This week’s topic is Mobile Device Security, Are You Doing Enough?
Most of us don’t think about it, but chances are your smart phone is more precious than your wallet or your keys, and in many cases, your actual computer. Although we all might think about it occasionally, most of us don’t do more than a 4-digit passcode and hope for the best.
With that in mind, here are some basic but important tips that will help keep your sensitive information secure, even in the event of a theft of your phone.
Always lock your phone with a password
One of the most basic but often overlooked tips is to secure your phone with a password. Swipe patterns are ok, but finger-trails easily reveal these. A 4-digit passcode is an improvement, but using a strong passphrase is the ideal protection. Even if your phone is stolen, this basic protection will stop most thieves from getting your data. Most phones can also be set to auto-erase with too many failed login attempts, if you need additional security.
Ensure your device locks itself automatically
If you setup password protection, but leave your phone unlocked on your desk for long periods of time, you’re not secure. Most phones are readily setup to lock automatically after a period of inactivity. Choose the shortest amount of time you are comfortable with. A couple minutes is appropriate, even if it seems a tiny bit inconvenient.
Keep your phone up-to-date

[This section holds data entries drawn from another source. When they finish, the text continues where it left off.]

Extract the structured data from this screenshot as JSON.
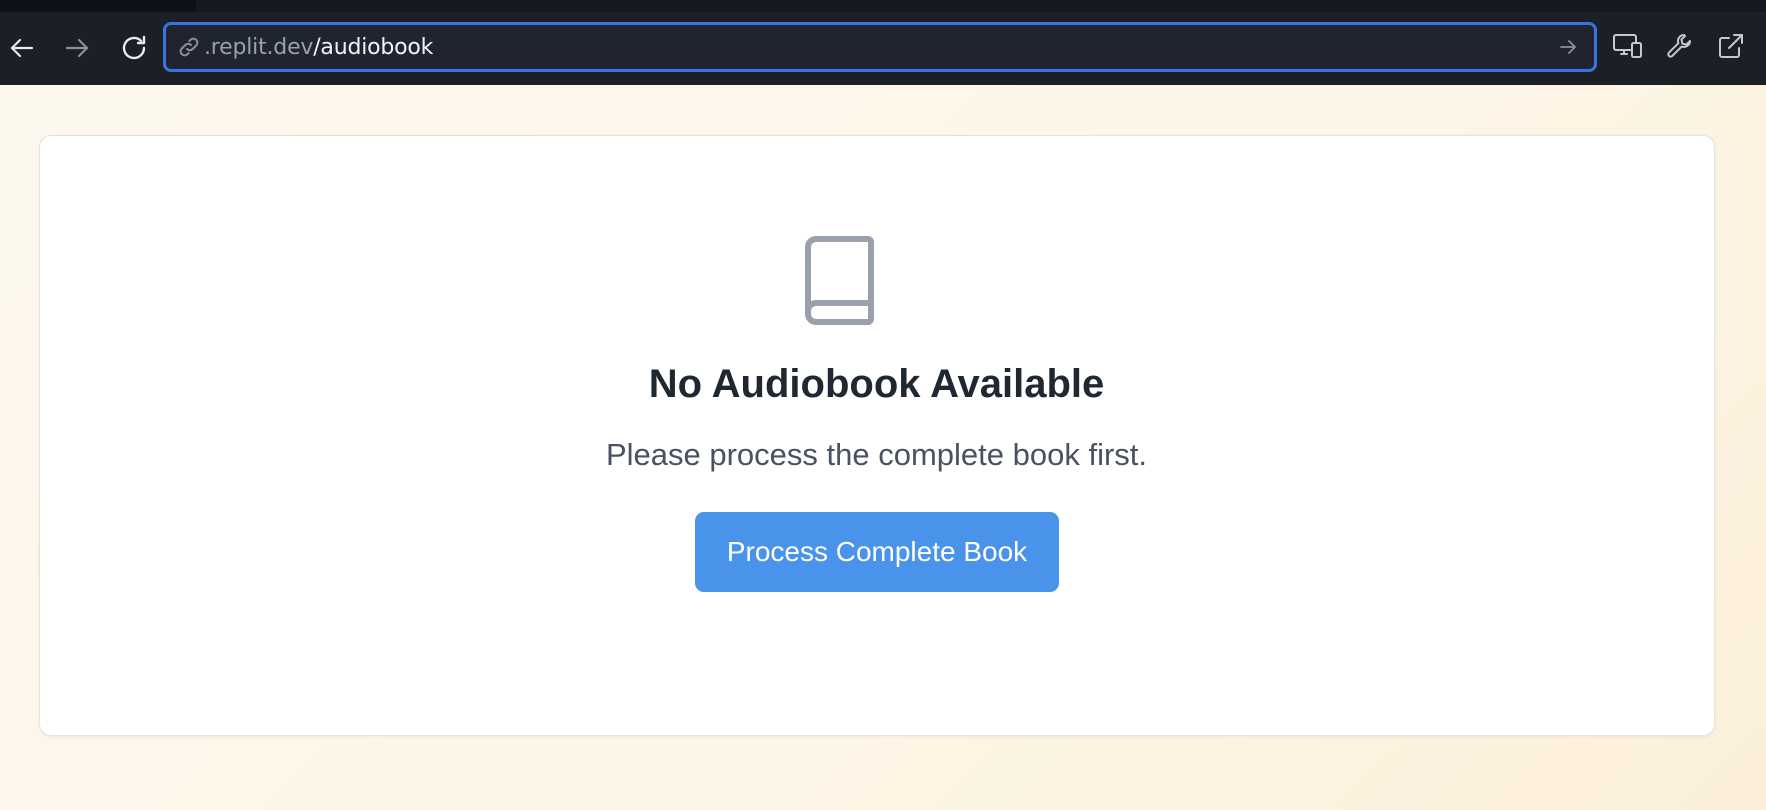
{
  "browser": {
    "url_host": ".replit.dev",
    "url_path": "/audiobook",
    "icons": {
      "back": "arrow-left-icon",
      "forward": "arrow-right-icon",
      "reload": "reload-icon",
      "link": "link-icon",
      "go": "arrow-right-icon",
      "devices": "devices-icon",
      "devtools": "wrench-icon",
      "open_external": "external-link-icon"
    }
  },
  "page": {
    "empty_state": {
      "icon": "book-icon",
      "title": "No Audiobook Available",
      "subtitle": "Please process the complete book first.",
      "button_label": "Process Complete Book"
    }
  },
  "colors": {
    "accent": "#4a93ea",
    "url_focus_border": "#3b74e0",
    "toolbar_bg": "#1b1f27",
    "page_bg": "#fdf6e9",
    "title": "#1f2733",
    "subtitle": "#4a5262",
    "icon_gray": "#9aa0ab"
  }
}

Update your OS and apps regularly. These updates often include important security and vulnerability updates. If you’re nervous about teething problems on the bleeding edge of updates, at least get the reminders, but don’t forget to eventually update. Minor version updates are almost always security related.
Only download apps from approved sources
Apple’s App Store and The Google Play Store take security seriously and do the best they can to watch for vulnerable apps. Don’t jailbreak your devices to get access to other apps, and read user reviews before downloading new apps. There is often good information there.
Install anti-virus software
Although not as widespread as on desktop computers, virus’ and other problem software still exist on mobile devices. Most major antivirus companies have apps for your mobile device.
Use discretion when downloading apps
It’s easy to get excited about the wealth of low-cost or free apps available. Most of us add apps of all sorts without too much research. Don’t downloads apps you don’t really need, and clean up your apps from time-to-time. Also, it’s important to see what permissions your apps are asking for. You can expect a mapping app will want to know your GPS location, but if an alarm clock wants access to your contacts database, you might want to treat that with extreme caution.
Stick to window-shopping on public WiFi
Public WiFi networks have popped up all over the place, and are very handy, but security on these networks is scarce at best, and non-existent typically. Be very careful what you do on public WiFi as the chances are pretty good that others may be watching network activity. In particular, avoid activities that convey a password or account or credit card number, unless you are absolutely sure you are using a secured connection.
If you have more questions about these topics, please contact UTS and we’d be happy to offer what guidance we can. There is also a wealth of information to be found using your favourite search engine.